The direct route (“as the crow flys”) to achieving your goals includes support from a team of peers and the help of a coach – even when you know what you need to do.
This morning I was in my lounge room and in my gym class (at the same time via Zoom since we are in COVID ‘lockdown’). I balanced for 14 seconds in the crow pose. I was quietly thrilled! I had achieved another milestone on the path to my goal of balancing for 30 seconds. Twelve weeks ago, I couldn’t even get my feet off the ground. Ten weeks ago, after two weeks of frustrating practice, I got my feet off the ground only to fall on my face.
My coach still seemed sure that my experience was perfectly normal and that I could develop the physical ability with persistence. Seven weeks ago I had reached 5 seconds. I was progressing. I started to accept reaching my goal was a possibility, even if I still had a lot of work to do to make the possibility a reality. I have now progressed to a 14-second balance and I’m sure that a 30-second crow is going to happen.
When I turned 60 last year, it struck me I have lived longer than I am going to live and that the quality of the rest of my life would largely be determined by the physical condition of my body, and the quality of my personal and professional relationships. It was important I addressed the former. I joined a strength and flexibility class at a local “movement studio” and soon found myself in a handstand class. I had not been looking for a handstand class!
I am now working at level-one of a five-level process that could take me from press-coffee maker to press-handstands in 24 months. Hence the crow pose. This pose develops the muscles in my hands and arms and the associated neural changes I require to balance on my hands. With practice, the support of fellow learners, and the guidance of my coach I am developing the skills that will eventually enable me to do a handstand.
What has practising crow pose got to do with leadership, management or building your business?
We become what we practise and we are always practising something.
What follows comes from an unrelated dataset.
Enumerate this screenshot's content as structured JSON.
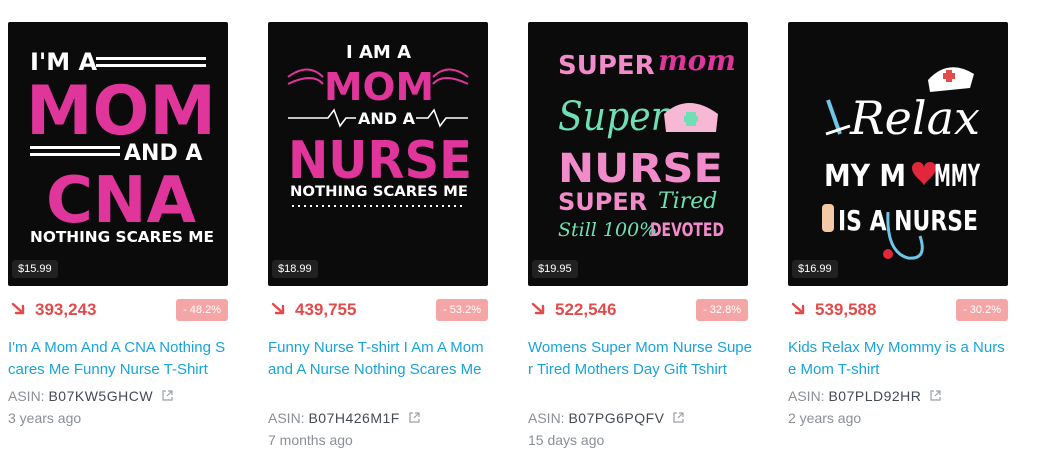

Practising is an inescapable part of living. When at work, when with our families and when moving our bodies we are practising. We can choose what we practise and what skills we develop but not whether we practise. Until twelve weeks ago in the domain of movement, I had been practising walking occasionally, cycling occasionally and frantically doing squats for the two weeks preceding the ski season. The results I had been generating were a very slow diminution of my muscle mass, strength and agility combined with a slow increase in the risk of injury.
Whatever you did for the last 12 weeks is what you practised. What would it serve you to practise over the next month, quarter and year? Asked another way, what do you now need to be doing recurrently to experience meaning, fulfillment and success in your life?
Leadership and management are like handstands in that they are performance arts. One can know a lot about the theory but there is no way to develop competence without action and reflection. Knowing how to do a handstand is just not enough to be able to do one. One must practise and embody the skill. It is the same with leadership, management and business development.
Practising leadership and management may mean having the awkward conversations that you tend to put off. It may mean making requests where you have previously just complained. It may mean resolving difficulties in your working relationships. It may mean addressing broken promises about the timeliness and quality of work (whether that be your promises to others or others’ promises to you). It might be about making decisions and taking a stand for the quality of work and the types of behaviors that are acceptable in your workplace. In the broader world, it may be about reflecting deeply on the state of society and taking a stand for the dignity of lives and the kind of society you want to live in.
What important activities do you need to do, that you are not doing, to take care of what you care about?
What difference would it make to your future in twelve months’ time if you started doing them?
It’s easy to put important things off when you do not have a group of peers who support you and some sort of promise to someone else that you will take action.
Joining a movement class helped me to get into action learning to be stronger and more agile and has resulted in the added benefit of my experiencing more vitality and energy at work and at home. I have a group of fellow practitioners and a coach who celebrate my progress and offer me feedback. They have a perspective on my performance that I cannot access alone and I value their assessments of what I could do to improve my form. With the support of this group, I am sticking to my practice even though I often feel uncomfortable and uncoordinated.
I am inspired by my own progress, I am inspired by other’s progress and I see that my progress inspires others.
Who could support you to get started or restarted on what’s now most important? Who could support you to keep going when it is uncomfortable and celebrate the progress you do make?
Finding these people will accelerate your learning and the results you produce.
The quality of your life and your contribution to our world depend on it.